We started the third day of our trip in the former Cistercian monastery Schulpforta, which serves as a state school for around 300 gifted students today. The former monastery was founded in 1137 between Naumburg and Bad Kösen. It was not until 1543 that a unique educational institution was built in the former monastery building, which produced numerous famous graduates, such as Nietzsche, Klopstock and Fichte.
We felt an extraordinary atmosphere as soon as we entered the school complex, which is still enclosed by the old monastery walls. At that time, we were the only visitors on the site and could look around in peace. We started the “Schulpforta” station in the web app and waited for the first instructions from Moritz.
5. Saale-Unstrut highlights: Bad Sulza
During our little round trip through the Saale-Unstrut region, we also stopped in the spa and wine town of Bad Sulza. Here Moritz led us, among other things, through the beautiful spa gardens and to the Louise graduation tower. But let’s start at the very beginning. Bad Sulza has a settlement history of around a thousand years and is now a popular place for relaxation and wine-growing. Once upon a time, brine was boiled into cooking salt, which brought prosperity to the small town. It was not until 1730 that doctor Gregor Gerhard discovered the health-promoting effects of brine, and since 2004 Bad Sulza has been officially recognized as a brine spa.
Bad Sulza spa gardens
Moritz sent us to the Kurpark, designed in the style of an English landscape park, where we learned more about the history of the place and had to solve a few tasks.
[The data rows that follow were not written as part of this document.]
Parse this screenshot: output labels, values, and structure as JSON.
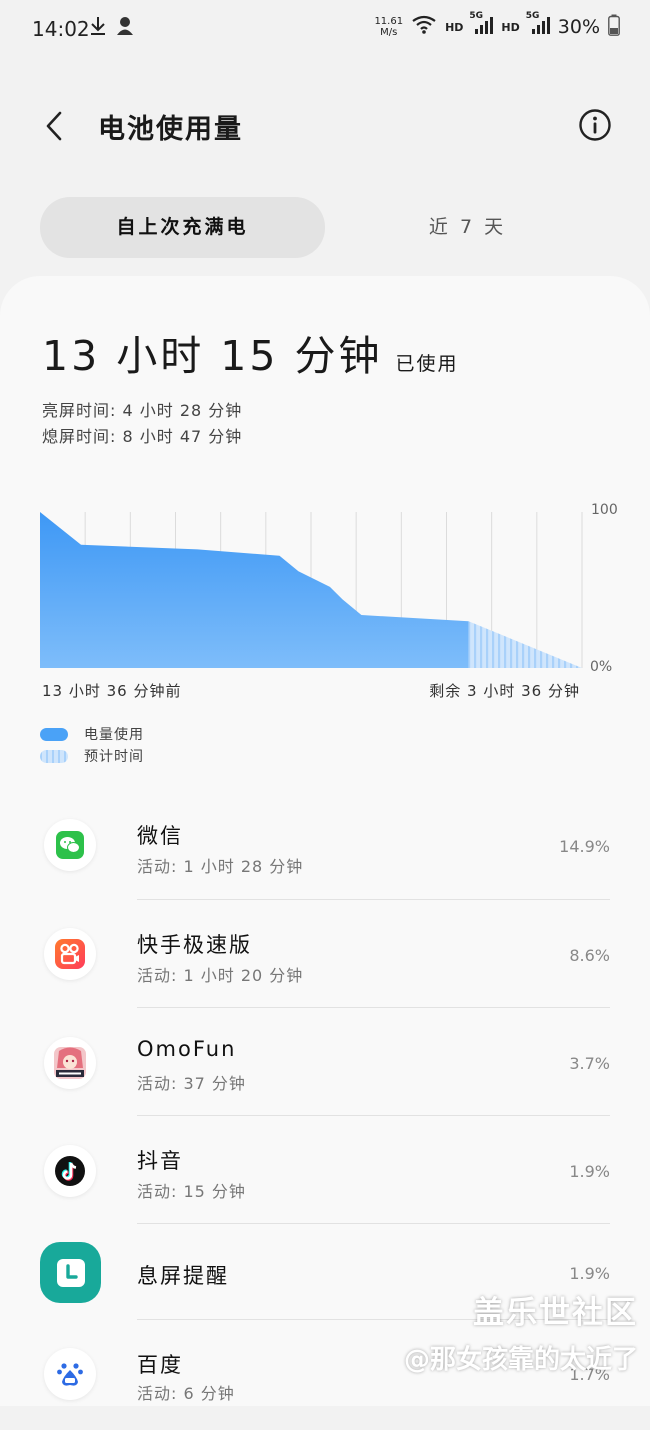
{
  "status_bar": {
    "time": "14:02",
    "speed_value": "11.61",
    "speed_unit": "M/s",
    "hd_label_1": "HD",
    "hd_label_2": "HD",
    "net_label_1": "5G",
    "net_label_2": "5G",
    "battery": "30%"
  },
  "header": {
    "title": "电池使用量"
  },
  "tabs": [
    {
      "label": "自上次充满电",
      "active": true
    },
    {
      "label": "近 7 天",
      "active": false
    }
  ],
  "summary": {
    "total_time": "13 小时 15 分钟",
    "total_suffix": "已使用",
    "screen_on": "亮屏时间: 4 小时 28 分钟",
    "screen_off": "熄屏时间: 8 小时 47 分钟"
  },
  "chart_data": {
    "type": "area",
    "y_max_label": "100",
    "y_min_label": "0%",
    "ylim": [
      0,
      100
    ],
    "x_start_label": "13 小时 36 分钟前",
    "x_end_label": "剩余 3 小时 36 分钟",
    "series": [
      {
        "name": "电量使用",
        "color": "#4aa2f7",
        "x_hours": [
          0,
          1.3,
          5.0,
          7.6,
          8.2,
          8.6,
          8.8,
          9.2,
          9.6,
          10.2,
          13.6
        ],
        "percent": [
          100,
          79,
          76,
          72,
          62,
          58,
          56,
          52,
          44,
          34,
          30
        ]
      },
      {
        "name": "预计时间",
        "color": "#bcdcfb",
        "x_hours": [
          13.6,
          17.2
        ],
        "percent": [
          30,
          0
        ]
      }
    ],
    "grid": true
  },
  "legend": [
    {
      "label": "电量使用",
      "style": "solid",
      "color": "#4aa2f7"
    },
    {
      "label": "预计时间",
      "style": "striped",
      "color": "#bcdcfb"
    }
  ],
  "apps": [
    {
      "name": "微信",
      "activity": "活动: 1 小时 28 分钟",
      "percent": "14.9%",
      "icon": "wechat-icon"
    },
    {
      "name": "快手极速版",
      "activity": "活动: 1 小时 20 分钟",
      "percent": "8.6%",
      "icon": "kuaishou-icon"
    },
    {
      "name": "OmoFun",
      "activity": "活动: 37 分钟",
      "percent": "3.7%",
      "icon": "omofun-icon"
    },
    {
      "name": "抖音",
      "activity": "活动: 15 分钟",
      "percent": "1.9%",
      "icon": "douyin-icon"
    },
    {
      "name": "息屏提醒",
      "activity": "",
      "percent": "1.9%",
      "icon": "clock-icon"
    },
    {
      "name": "百度",
      "activity": "活动: 6 分钟",
      "percent": "1.7%",
      "icon": "baidu-icon"
    }
  ],
  "watermark": {
    "line1": "盖乐世社区",
    "line2": "@那女孩靠的太近了"
  }
}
The tourist information is located in the former inhalator (a magnificent building, by the way), which was opened in 1903. Brine from the nearby Carl-Alexander-Sophienquelle was used to operate the inhalator.
In this way, the spa guests could do something good for their health in the various inhalation rooms in the house. Be sure to look at the photos on the walls of the tourist information and let the friendly staff tell you more about the house’s history. Very exciting!